Task goal: Reproduce the data below word for word.

Segment Start: Dataset records

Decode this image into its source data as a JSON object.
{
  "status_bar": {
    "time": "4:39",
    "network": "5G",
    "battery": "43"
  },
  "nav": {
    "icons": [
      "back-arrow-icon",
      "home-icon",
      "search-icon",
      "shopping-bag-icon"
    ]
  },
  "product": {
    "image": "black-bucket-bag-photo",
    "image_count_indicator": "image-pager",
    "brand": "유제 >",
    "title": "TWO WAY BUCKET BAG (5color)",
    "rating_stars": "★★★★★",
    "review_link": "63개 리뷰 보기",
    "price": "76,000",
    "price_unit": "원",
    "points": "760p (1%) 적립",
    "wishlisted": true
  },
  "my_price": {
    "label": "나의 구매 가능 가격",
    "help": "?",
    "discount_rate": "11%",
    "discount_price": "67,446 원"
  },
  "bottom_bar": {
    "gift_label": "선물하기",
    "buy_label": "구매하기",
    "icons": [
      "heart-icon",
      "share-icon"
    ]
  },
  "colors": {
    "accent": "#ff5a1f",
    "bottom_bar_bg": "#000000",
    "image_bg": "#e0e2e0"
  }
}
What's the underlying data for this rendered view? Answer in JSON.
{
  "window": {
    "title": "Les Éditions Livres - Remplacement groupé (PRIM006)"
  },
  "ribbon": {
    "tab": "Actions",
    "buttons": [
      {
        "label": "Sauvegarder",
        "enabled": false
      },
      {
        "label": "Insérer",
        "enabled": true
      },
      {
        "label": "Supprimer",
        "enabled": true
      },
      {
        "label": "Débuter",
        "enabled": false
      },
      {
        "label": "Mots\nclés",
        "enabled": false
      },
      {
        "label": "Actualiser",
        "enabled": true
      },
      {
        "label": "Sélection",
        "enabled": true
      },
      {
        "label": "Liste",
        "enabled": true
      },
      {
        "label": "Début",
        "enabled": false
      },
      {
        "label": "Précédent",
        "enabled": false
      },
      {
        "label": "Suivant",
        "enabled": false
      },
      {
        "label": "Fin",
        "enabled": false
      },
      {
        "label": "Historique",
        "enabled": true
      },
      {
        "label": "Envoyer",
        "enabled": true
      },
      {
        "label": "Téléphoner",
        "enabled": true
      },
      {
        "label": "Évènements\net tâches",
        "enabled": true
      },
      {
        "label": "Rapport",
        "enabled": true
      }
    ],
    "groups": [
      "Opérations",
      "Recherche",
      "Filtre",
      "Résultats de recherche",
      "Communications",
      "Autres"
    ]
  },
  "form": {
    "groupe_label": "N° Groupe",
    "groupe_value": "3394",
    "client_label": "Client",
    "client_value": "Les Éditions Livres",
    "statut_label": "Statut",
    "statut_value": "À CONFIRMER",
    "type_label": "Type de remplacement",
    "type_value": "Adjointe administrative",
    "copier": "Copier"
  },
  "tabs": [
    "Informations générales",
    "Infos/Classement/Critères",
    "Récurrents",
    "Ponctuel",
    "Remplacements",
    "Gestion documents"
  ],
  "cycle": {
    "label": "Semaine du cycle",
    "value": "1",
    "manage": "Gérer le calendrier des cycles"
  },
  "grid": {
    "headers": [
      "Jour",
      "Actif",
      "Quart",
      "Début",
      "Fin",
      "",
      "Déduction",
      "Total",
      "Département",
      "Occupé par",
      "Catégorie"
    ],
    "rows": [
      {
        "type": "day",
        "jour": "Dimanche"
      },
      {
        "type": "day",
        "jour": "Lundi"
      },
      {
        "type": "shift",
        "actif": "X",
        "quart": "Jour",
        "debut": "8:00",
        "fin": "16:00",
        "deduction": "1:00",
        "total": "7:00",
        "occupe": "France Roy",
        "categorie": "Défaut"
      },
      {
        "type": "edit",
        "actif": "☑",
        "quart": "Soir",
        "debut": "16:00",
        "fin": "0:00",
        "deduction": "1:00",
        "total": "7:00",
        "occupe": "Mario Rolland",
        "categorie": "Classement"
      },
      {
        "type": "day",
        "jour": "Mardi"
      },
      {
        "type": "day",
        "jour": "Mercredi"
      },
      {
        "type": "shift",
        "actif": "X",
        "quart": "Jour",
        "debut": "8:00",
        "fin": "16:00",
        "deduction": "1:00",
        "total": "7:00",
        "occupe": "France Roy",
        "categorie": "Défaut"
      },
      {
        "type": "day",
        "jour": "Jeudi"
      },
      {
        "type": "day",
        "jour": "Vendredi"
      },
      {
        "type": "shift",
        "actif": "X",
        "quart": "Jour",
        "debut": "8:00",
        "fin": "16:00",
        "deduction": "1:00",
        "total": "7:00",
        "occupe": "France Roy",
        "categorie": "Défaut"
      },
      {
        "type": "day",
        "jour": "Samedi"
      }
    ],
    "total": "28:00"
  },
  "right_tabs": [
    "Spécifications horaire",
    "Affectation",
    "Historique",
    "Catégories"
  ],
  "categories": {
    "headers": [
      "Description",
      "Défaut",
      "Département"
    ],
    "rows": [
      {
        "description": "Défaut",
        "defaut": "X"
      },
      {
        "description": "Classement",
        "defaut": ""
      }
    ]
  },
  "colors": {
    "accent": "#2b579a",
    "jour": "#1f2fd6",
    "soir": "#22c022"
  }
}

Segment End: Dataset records

Result:
Decode this image into its source data as a JSON object.
{
  "status_bar": {
    "time": "4:39",
    "network": "5G",
    "battery": "43"
  },
  "nav": {
    "icons": [
      "back-arrow-icon",
      "home-icon",
      "search-icon",
      "shopping-bag-icon"
    ]
  },
  "product": {
    "image": "black-bucket-bag-photo",
    "image_count_indicator": "image-pager",
    "brand": "유제 >",
    "title": "TWO WAY BUCKET BAG (5color)",
    "rating_stars": "★★★★★",
    "review_link": "63개 리뷰 보기",
    "price": "76,000",
    "price_unit": "원",
    "points": "760p (1%) 적립",
    "wishlisted": true
  },
  "my_price": {
    "label": "나의 구매 가능 가격",
    "help": "?",
    "discount_rate": "11%",
    "discount_price": "67,446 원"
  },
  "bottom_bar": {
    "gift_label": "선물하기",
    "buy_label": "구매하기",
    "icons": [
      "heart-icon",
      "share-icon"
    ]
  },
  "colors": {
    "accent": "#ff5a1f",
    "bottom_bar_bg": "#000000",
    "image_bg": "#e0e2e0"
  }
}
What's the underlying data for this rendered view? Answer in JSON.
{
  "window": {
    "title": "Les Éditions Livres - Remplacement groupé (PRIM006)"
  },
  "ribbon": {
    "tab": "Actions",
    "buttons": [
      {
        "label": "Sauvegarder",
        "enabled": false
      },
      {
        "label": "Insérer",
        "enabled": true
      },
      {
        "label": "Supprimer",
        "enabled": true
      },
      {
        "label": "Débuter",
        "enabled": false
      },
      {
        "label": "Mots\nclés",
        "enabled": false
      },
      {
        "label": "Actualiser",
        "enabled": true
      },
      {
        "label": "Sélection",
        "enabled": true
      },
      {
        "label": "Liste",
        "enabled": true
      },
      {
        "label": "Début",
        "enabled": false
      },
      {
        "label": "Précédent",
        "enabled": false
      },
      {
        "label": "Suivant",
        "enabled": false
      },
      {
        "label": "Fin",
        "enabled": false
      },
      {
        "label": "Historique",
        "enabled": true
      },
      {
        "label": "Envoyer",
        "enabled": true
      },
      {
        "label": "Téléphoner",
        "enabled": true
      },
      {
        "label": "Évènements\net tâches",
        "enabled": true
      },
      {
        "label": "Rapport",
        "enabled": true
      }
    ],
    "groups": [
      "Opérations",
      "Recherche",
      "Filtre",
      "Résultats de recherche",
      "Communications",
      "Autres"
    ]
  },
  "form": {
    "groupe_label": "N° Groupe",
    "groupe_value": "3394",
    "client_label": "Client",
    "client_value": "Les Éditions Livres",
    "statut_label": "Statut",
    "statut_value": "À CONFIRMER",
    "type_label": "Type de remplacement",
    "type_value": "Adjointe administrative",
    "copier": "Copier"
  },
  "tabs": [
    "Informations générales",
    "Infos/Classement/Critères",
    "Récurrents",
    "Ponctuel",
    "Remplacements",
    "Gestion documents"
  ],
  "cycle": {
    "label": "Semaine du cycle",
    "value": "1",
    "manage": "Gérer le calendrier des cycles"
  },
  "grid": {
    "headers": [
      "Jour",
      "Actif",
      "Quart",
      "Début",
      "Fin",
      "",
      "Déduction",
      "Total",
      "Département",
      "Occupé par",
      "Catégorie"
    ],
    "rows": [
      {
        "type": "day",
        "jour": "Dimanche"
      },
      {
        "type": "day",
        "jour": "Lundi"
      },
      {
        "type": "shift",
        "actif": "X",
        "quart": "Jour",
        "debut": "8:00",
        "fin": "16:00",
        "deduction": "1:00",
        "total": "7:00",
        "occupe": "France Roy",
        "categorie": "Défaut"
      },
      {
        "type": "edit",
        "actif": "☑",
        "quart": "Soir",
        "debut": "16:00",
        "fin": "0:00",
        "deduction": "1:00",
        "total": "7:00",
        "occupe": "Mario Rolland",
        "categorie": "Classement"
      },
      {
        "type": "day",
        "jour": "Mardi"
      },
      {
        "type": "day",
        "jour": "Mercredi"
      },
      {
        "type": "shift",
        "actif": "X",
        "quart": "Jour",
        "debut": "8:00",
        "fin": "16:00",
        "deduction": "1:00",
        "total": "7:00",
        "occupe": "France Roy",
        "categorie": "Défaut"
      },
      {
        "type": "day",
        "jour": "Jeudi"
      },
      {
        "type": "day",
        "jour": "Vendredi"
      },
      {
        "type": "shift",
        "actif": "X",
        "quart": "Jour",
        "debut": "8:00",
        "fin": "16:00",
        "deduction": "1:00",
        "total": "7:00",
        "occupe": "France Roy",
        "categorie": "Défaut"
      },
      {
        "type": "day",
        "jour": "Samedi"
      }
    ],
    "total": "28:00"
  },
  "right_tabs": [
    "Spécifications horaire",
    "Affectation",
    "Historique",
    "Catégories"
  ],
  "categories": {
    "headers": [
      "Description",
      "Défaut",
      "Département"
    ],
    "rows": [
      {
        "description": "Défaut",
        "defaut": "X"
      },
      {
        "description": "Classement",
        "defaut": ""
      }
    ]
  },
  "colors": {
    "accent": "#2b579a",
    "jour": "#1f2fd6",
    "soir": "#22c022"
  }
}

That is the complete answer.